Sliders (also called carousels) are a method for showing information on a web page and telling stories in a series of rotating slides. They’re often used for displaying important information in a space-efficient format and drawing attention to the overall message.
Sliders come in different sizes and shapes, but they have many of the same characteristics:
- They use a “slideshow”-like format with a series of “slides.”
- They use a form of transition between slides – for example, sliding animation or fade-out.
- They contain a variety of media including audio, video, text and images.
- They allow for controls such as play/pause, backward/forward and overall slide navigation.
- They are often located on home pages.
Unfortunately, they don’t always work as intended.
A slider is generally not effective for engaging site visitors. Moving content on your website often distracts the reader from the task at hand: finding out more details about your music. Visitors generally don’t interact with sliders and won’t view beyond the first or second slide.
Plus, you can forget about repeat or referral business. Visitors will only share something if they believe others will be interested. The more barriers you throw at them — “next” buttons, interstitials — the more you complicate the process.
Lack of Controls
Another accessibility issue occurs when sliders play automatically without the option of a stop button. Sliders without back and forward buttons may advance a slide in which readers were currently engaged.
Sliders can seem valuable for display purposes, but visitors prefer to be active rather than passive when visiting a site. Without pagination overlays and thumbnail navigation and pagination overlays, they are powerless to navigate your site with comfort and confidence.
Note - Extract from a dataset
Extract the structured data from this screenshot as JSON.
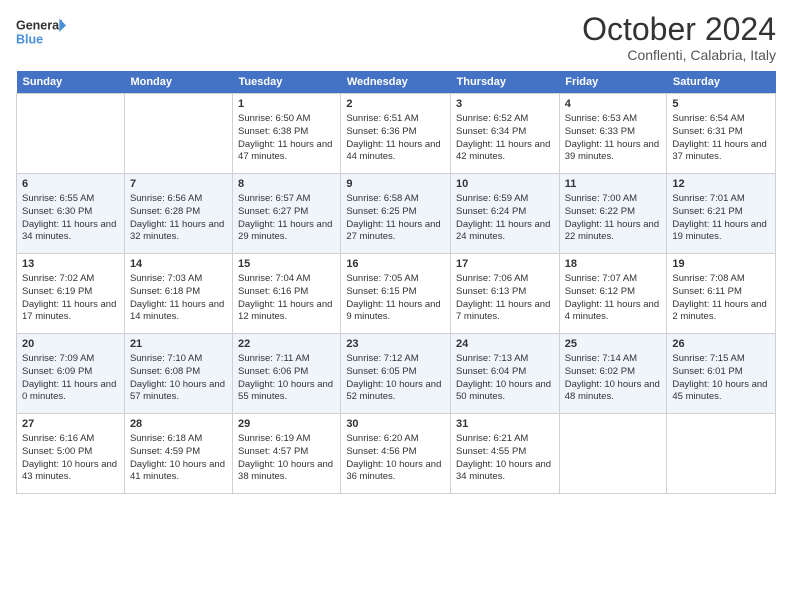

Even when the user controls the slider, problems may arise. A slider can dilute your message by trying to shove too much content into a tight space. A slider may dominate the page and steal attention from other important pieces of content.
Most sliders employ a large image for each slide with no text content as a complement. If Google is unable to read the text on your home page, your SEO value will fall through the floor. Content is a requirement for ranking on search engines. If you have mere scraps of content, your site will not rank well.
Sliders don’t always work on mobile devices and may slow down your site. If your site contains a slider, it likely hampers your page load time and alienates your visitors. Most people don’t have time to wait for large images to load. Instead, showcase your creativity and skill by designing pages with quality content and static images.
Use compelling images and high-quality content to communicate effectively with your audience. By avoiding sliders on your site, you give visitors a much better experience.